(Source data)
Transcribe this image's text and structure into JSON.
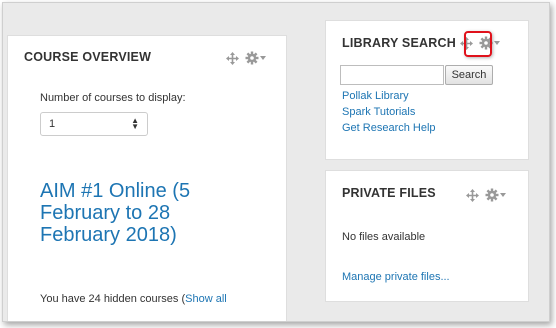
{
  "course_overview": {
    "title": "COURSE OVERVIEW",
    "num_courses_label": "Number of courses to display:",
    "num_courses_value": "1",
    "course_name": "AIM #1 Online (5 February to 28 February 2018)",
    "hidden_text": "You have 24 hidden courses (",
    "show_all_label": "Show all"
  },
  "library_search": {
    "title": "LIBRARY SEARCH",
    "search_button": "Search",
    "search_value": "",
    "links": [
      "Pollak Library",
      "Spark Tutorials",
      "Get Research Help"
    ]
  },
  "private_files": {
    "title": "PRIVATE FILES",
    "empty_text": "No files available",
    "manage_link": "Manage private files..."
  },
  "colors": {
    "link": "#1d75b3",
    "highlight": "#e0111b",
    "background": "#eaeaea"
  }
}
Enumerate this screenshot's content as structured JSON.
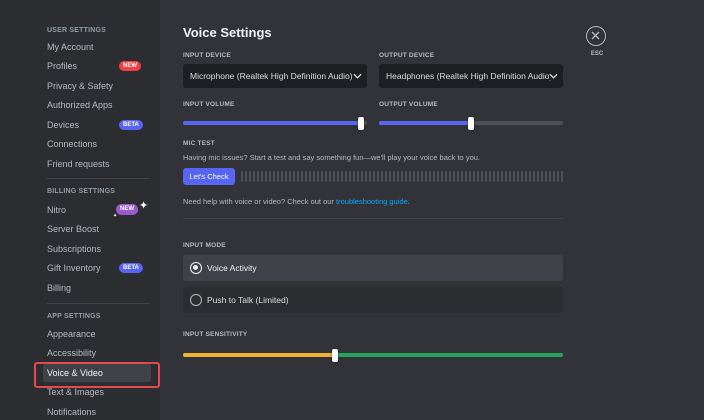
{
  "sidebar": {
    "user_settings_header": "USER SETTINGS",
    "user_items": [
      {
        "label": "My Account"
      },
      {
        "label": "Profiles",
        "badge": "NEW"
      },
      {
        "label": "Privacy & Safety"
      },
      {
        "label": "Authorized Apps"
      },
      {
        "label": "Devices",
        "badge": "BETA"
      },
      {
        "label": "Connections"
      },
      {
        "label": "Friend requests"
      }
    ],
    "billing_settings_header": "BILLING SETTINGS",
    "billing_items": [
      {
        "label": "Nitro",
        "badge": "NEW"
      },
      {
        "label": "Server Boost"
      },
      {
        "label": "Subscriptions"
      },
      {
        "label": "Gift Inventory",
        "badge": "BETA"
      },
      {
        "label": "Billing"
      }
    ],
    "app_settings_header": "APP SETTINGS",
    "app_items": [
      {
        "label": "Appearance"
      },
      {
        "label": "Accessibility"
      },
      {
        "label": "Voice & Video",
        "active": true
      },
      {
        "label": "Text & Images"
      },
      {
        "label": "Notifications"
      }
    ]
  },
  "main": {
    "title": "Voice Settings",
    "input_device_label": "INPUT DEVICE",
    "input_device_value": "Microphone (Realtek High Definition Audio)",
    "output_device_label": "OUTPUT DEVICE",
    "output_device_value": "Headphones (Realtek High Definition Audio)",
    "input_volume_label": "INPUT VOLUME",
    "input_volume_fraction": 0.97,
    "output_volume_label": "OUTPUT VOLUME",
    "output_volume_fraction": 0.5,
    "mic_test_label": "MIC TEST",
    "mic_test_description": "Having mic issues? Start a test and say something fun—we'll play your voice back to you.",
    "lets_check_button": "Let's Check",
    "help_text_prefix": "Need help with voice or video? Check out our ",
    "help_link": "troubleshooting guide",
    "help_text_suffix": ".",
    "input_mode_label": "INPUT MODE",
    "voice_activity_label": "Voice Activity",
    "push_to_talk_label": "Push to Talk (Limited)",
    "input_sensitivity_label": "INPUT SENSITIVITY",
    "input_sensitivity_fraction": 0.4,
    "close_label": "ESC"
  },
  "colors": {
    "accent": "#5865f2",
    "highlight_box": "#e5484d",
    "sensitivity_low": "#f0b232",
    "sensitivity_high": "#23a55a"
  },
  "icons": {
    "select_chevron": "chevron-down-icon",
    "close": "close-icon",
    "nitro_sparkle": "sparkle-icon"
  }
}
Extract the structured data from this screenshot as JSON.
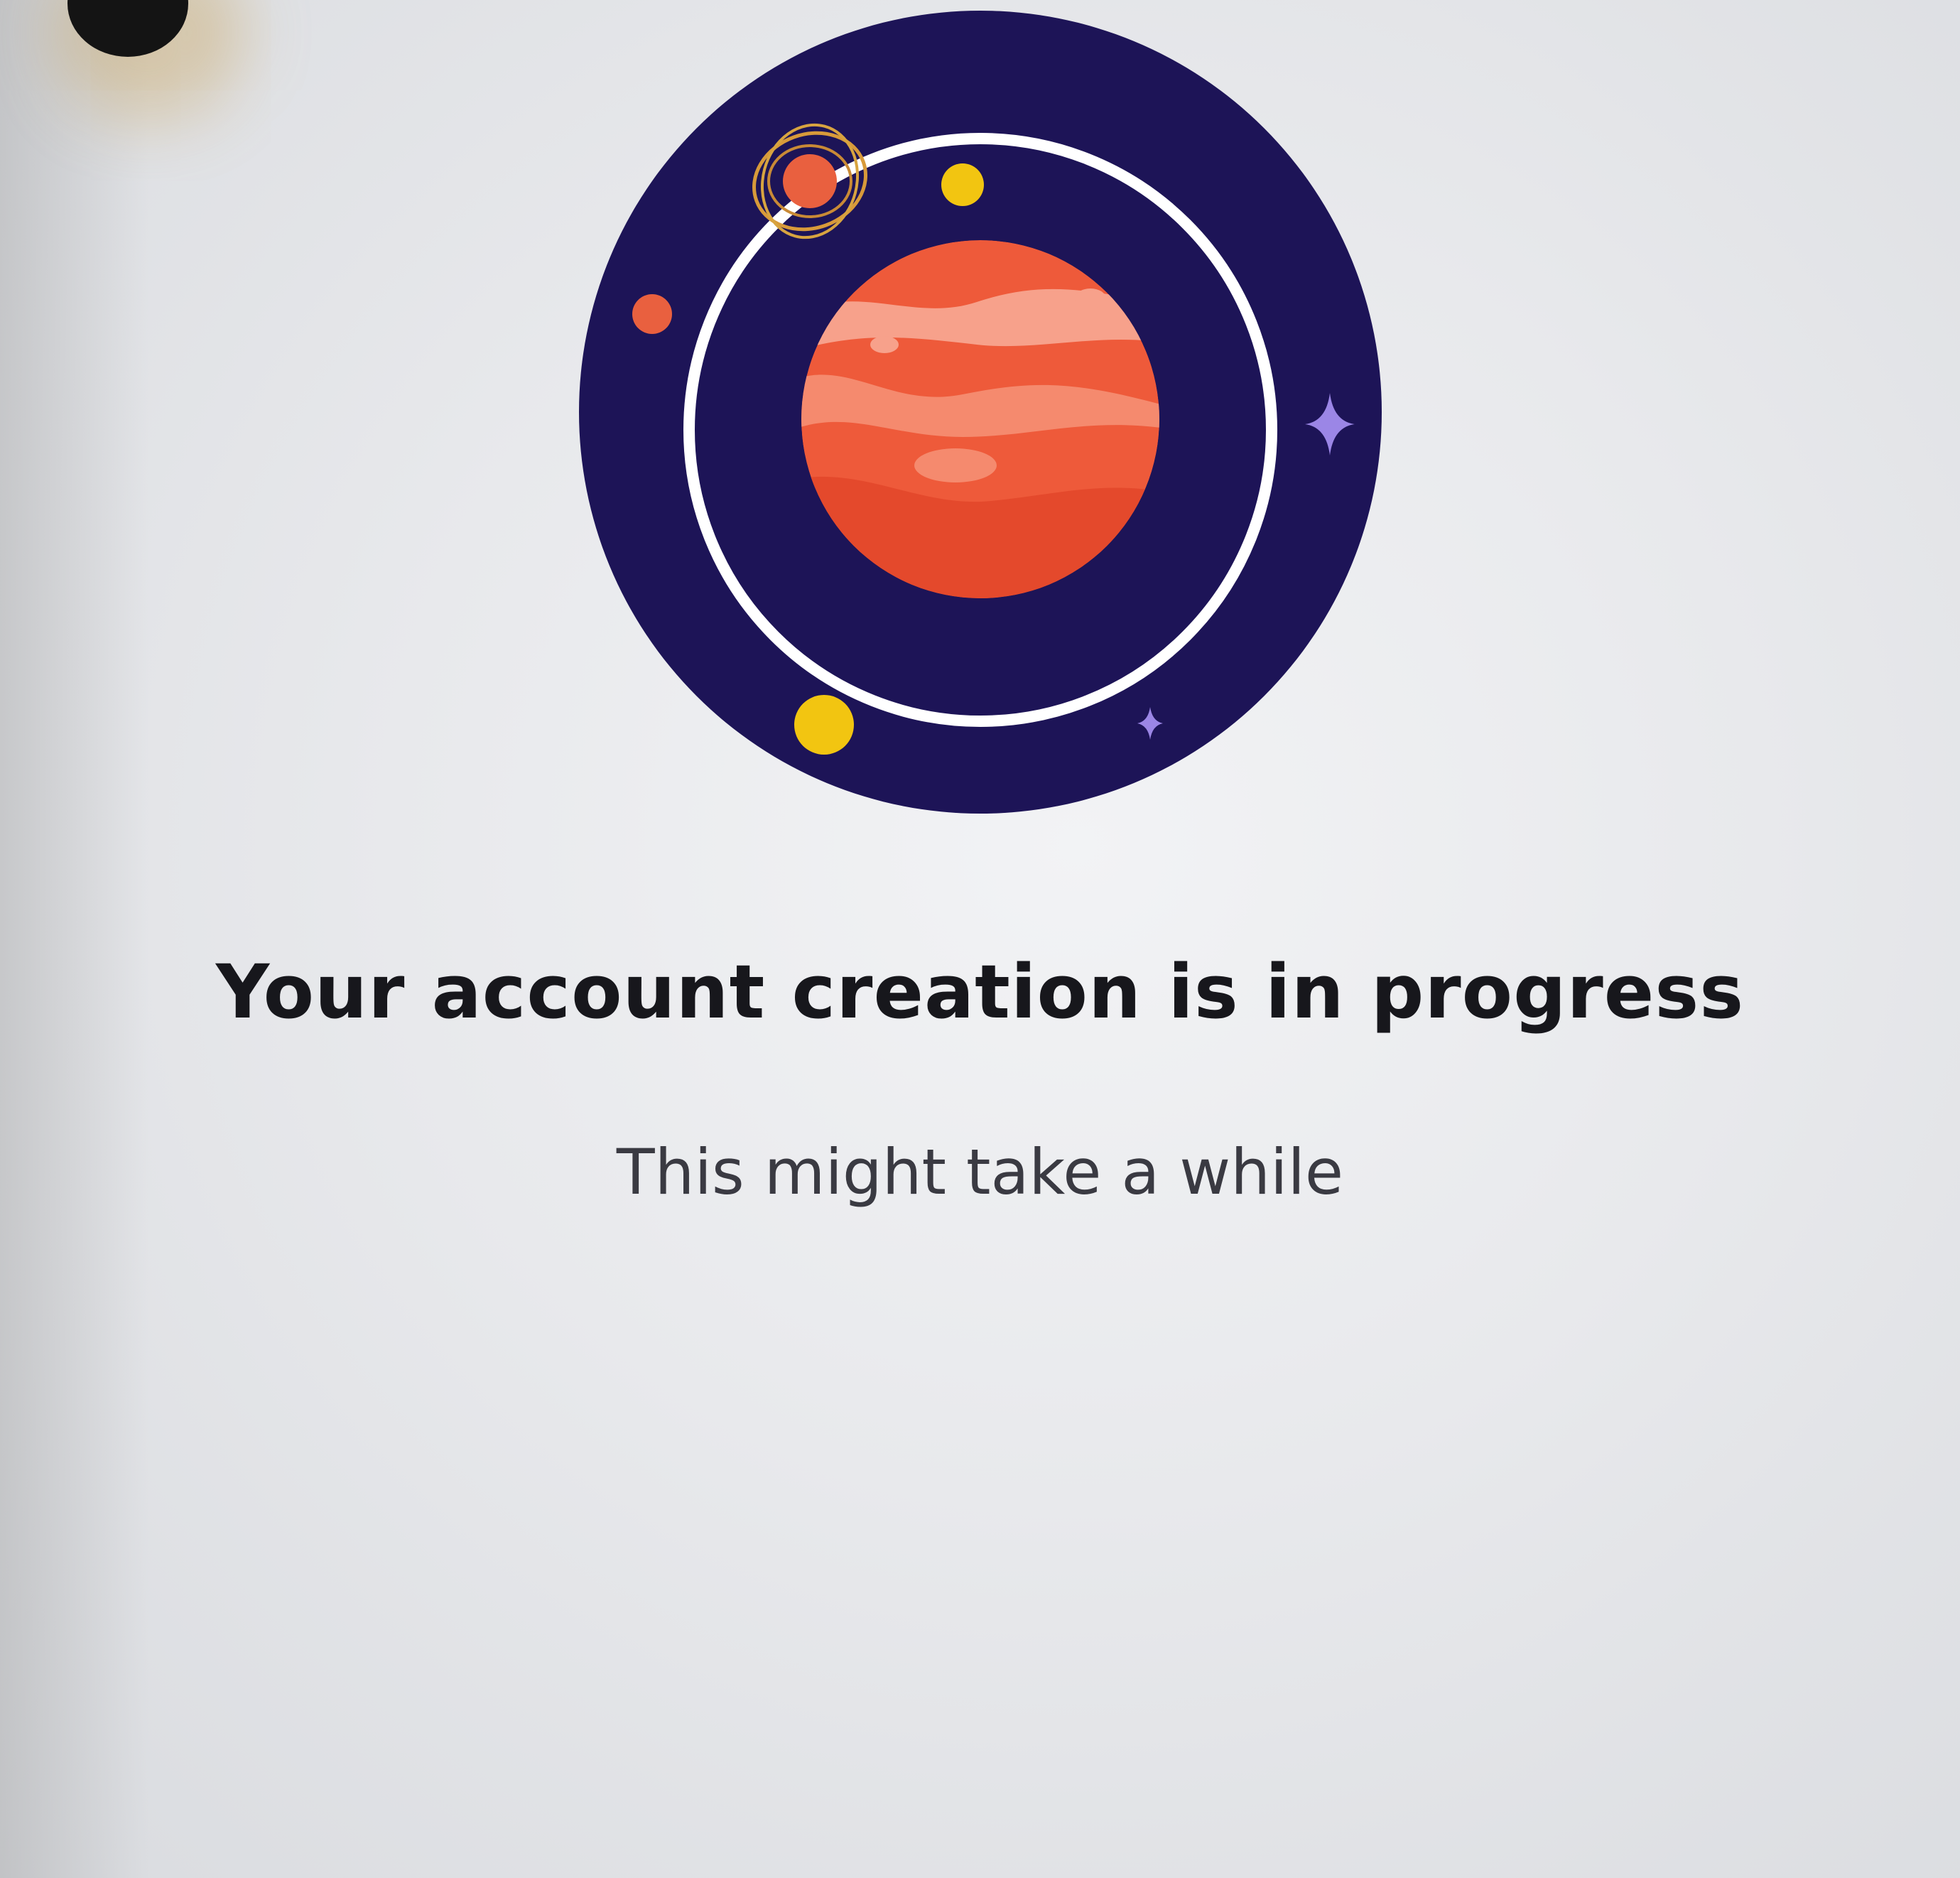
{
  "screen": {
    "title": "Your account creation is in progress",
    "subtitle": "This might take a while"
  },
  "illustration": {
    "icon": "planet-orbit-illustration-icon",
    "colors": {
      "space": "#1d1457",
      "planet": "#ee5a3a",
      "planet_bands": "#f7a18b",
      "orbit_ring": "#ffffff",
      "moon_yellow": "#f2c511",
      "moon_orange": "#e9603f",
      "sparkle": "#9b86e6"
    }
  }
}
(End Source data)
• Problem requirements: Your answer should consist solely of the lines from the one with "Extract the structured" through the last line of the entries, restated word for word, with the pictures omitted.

• Output for this task:
Extract the structured data from this screenshot as JSON.
{
  "screen": {
    "title": "Your account creation is in progress",
    "subtitle": "This might take a while"
  },
  "illustration": {
    "icon": "planet-orbit-illustration-icon",
    "colors": {
      "space": "#1d1457",
      "planet": "#ee5a3a",
      "planet_bands": "#f7a18b",
      "orbit_ring": "#ffffff",
      "moon_yellow": "#f2c511",
      "moon_orange": "#e9603f",
      "sparkle": "#9b86e6"
    }
  }
}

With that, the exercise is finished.